You said that the " (-) end of the shunt connects
to the (-) of the power supply". If this is
true then it's going to be very hard to do what
you want (measure dual polarity signals).

I had to do the same exact thing once but i was
able to connect the (-) end of the shunt to the
center of a resistive divider, which formed
signal ground.
This resistive divider was made from two series 1k
resistors and connected between the +8v supply
and the other side of the +8v supply (power
supply ground), forming
a signal ground biased at +4 volts dc.
The (-) end of the shunt was connected to this
signal ground, not the ground of the +8v supply.
This allowed sensing of plus and minus current
signals.

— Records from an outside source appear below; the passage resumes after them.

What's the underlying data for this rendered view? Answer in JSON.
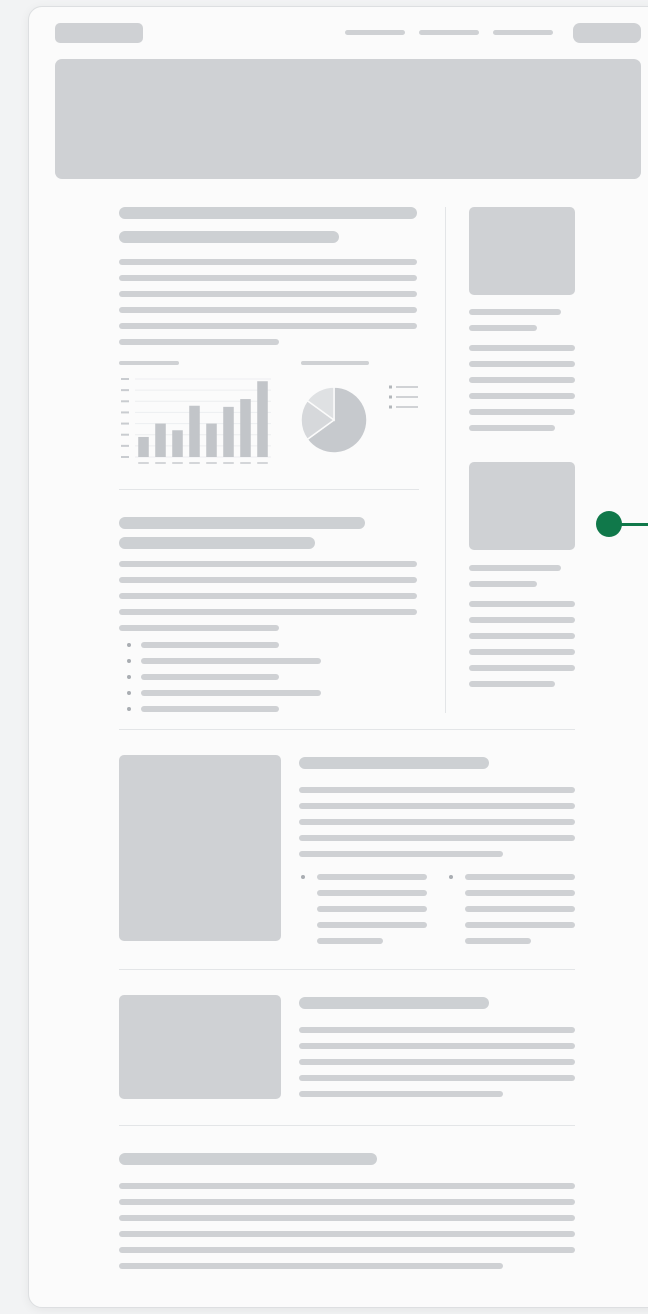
{
  "wireframe": {
    "nav_links": [
      "",
      "",
      ""
    ],
    "accent_color": "#10784a",
    "placeholder_color": "#cfd1d4"
  },
  "chart_data": [
    {
      "type": "bar",
      "title": "",
      "categories": [
        "",
        "",
        "",
        "",
        "",
        "",
        "",
        ""
      ],
      "values": [
        18,
        30,
        24,
        46,
        30,
        45,
        52,
        68
      ],
      "ylim": [
        0,
        70
      ],
      "grid": true
    },
    {
      "type": "pie",
      "title": "",
      "labels": [
        "",
        "",
        ""
      ],
      "values": [
        65,
        20,
        15
      ]
    }
  ],
  "resize_handle": {
    "icon": "drag-handle-icon",
    "color": "#10784a"
  }
}
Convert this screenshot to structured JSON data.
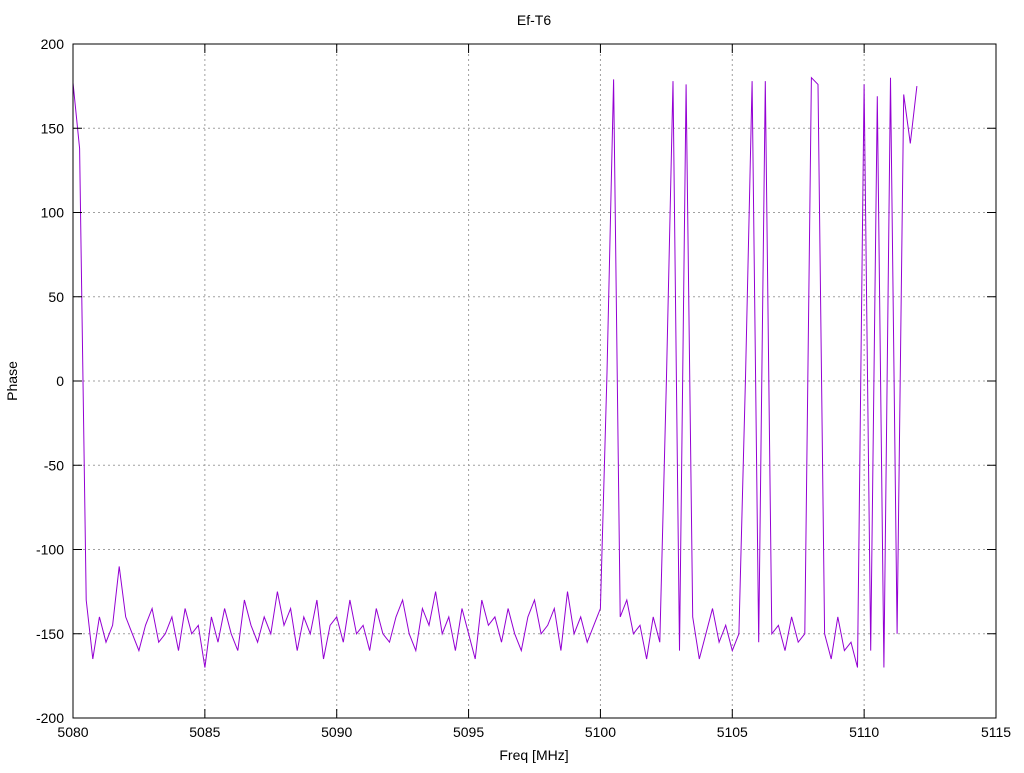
{
  "chart_data": {
    "type": "line",
    "title": "Ef-T6",
    "xlabel": "Freq [MHz]",
    "ylabel": "Phase",
    "xlim": [
      5080,
      5115
    ],
    "ylim": [
      -200,
      200
    ],
    "xticks": [
      5080,
      5085,
      5090,
      5095,
      5100,
      5105,
      5110,
      5115
    ],
    "yticks": [
      -200,
      -150,
      -100,
      -50,
      0,
      50,
      100,
      150,
      200
    ],
    "grid": true,
    "x_start": 5080,
    "x_step": 0.25,
    "series": [
      {
        "name": "phase",
        "color": "#9400d3",
        "values": [
          177,
          138,
          -130,
          -165,
          -140,
          -155,
          -145,
          -110,
          -140,
          -150,
          -160,
          -145,
          -135,
          -155,
          -150,
          -140,
          -160,
          -135,
          -150,
          -145,
          -170,
          -140,
          -155,
          -135,
          -150,
          -160,
          -130,
          -145,
          -155,
          -140,
          -150,
          -125,
          -145,
          -135,
          -160,
          -140,
          -150,
          -130,
          -165,
          -145,
          -140,
          -155,
          -130,
          -150,
          -145,
          -160,
          -135,
          -150,
          -155,
          -140,
          -130,
          -150,
          -160,
          -135,
          -145,
          -125,
          -150,
          -140,
          -160,
          -135,
          -150,
          -165,
          -130,
          -145,
          -140,
          -155,
          -135,
          -150,
          -160,
          -140,
          -130,
          -150,
          -145,
          -135,
          -160,
          -125,
          -150,
          -140,
          -155,
          -145,
          -135,
          5,
          179,
          -140,
          -130,
          -150,
          -145,
          -165,
          -140,
          -155,
          0,
          178,
          -160,
          176,
          -140,
          -165,
          -150,
          -135,
          -155,
          -145,
          -160,
          -150,
          2,
          178,
          -155,
          178,
          -150,
          -145,
          -160,
          -140,
          -155,
          -150,
          180,
          176,
          -150,
          -165,
          -140,
          -160,
          -155,
          -170,
          176,
          -160,
          169,
          -170,
          180,
          -150,
          170,
          141,
          175
        ]
      }
    ]
  }
}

The gain was adjusted to about 200 which provided
my ac v meter with just enough to measure ac current (using the voltage scale).
The shunt was also 1mv/amp (0.001 ohm) made
from a strip of brass.

I used this setup for a number of years before
moving to a "current transformer" combined with
an ac meter (i only had to measure ac currents
not dual polarity dc currents).

You might also mention what kind of accuracy you
are looking for. As others have already mentioned
there are some issues that arise due to op amp
offsets that affect accuracy greatly when using
a general purpose op amp like this one for
instrumentation applications.

Take care,
Al

### Re: Ampmeter using Op-amp

Posted: Sun Feb 19, 2006 11:23 pm
The LM324 does have a fair amount of offset. This can be trimmed out when you add the 50 millivolt offset. It is better if you can use an op amp with lower offset.

However, your choice may be based on other factors such as cost and avaliability.

<small>[ February 19, 2006, 11:29 PM: Message edited by: stephen ]</small>

### Re: Ampmeter using Op-amp

Posted: Mon Feb 20, 2006 10:06 am
Accuracy not a very big issue, Out of the +/- 50 amps, near zero would be nice to know if + or - within say 1/2 amp and at 30 amps say within an amp or 2. More to know if the battery is getting charged. As far as the LM324, that was something I had laying around, and bought a few more as spares. Cost not an object, even at \$5.00 each for the few I need (the whole project is over \$13K). Would be nice with a replacement not to have to go through redesign of the other sections which include a variable resistance fuel gage, LM335 temperature sensor, and a Auto type O2 sensor, and same pinouts. But since I do my own PC boards anything is possible to simplify the design troubleshooting.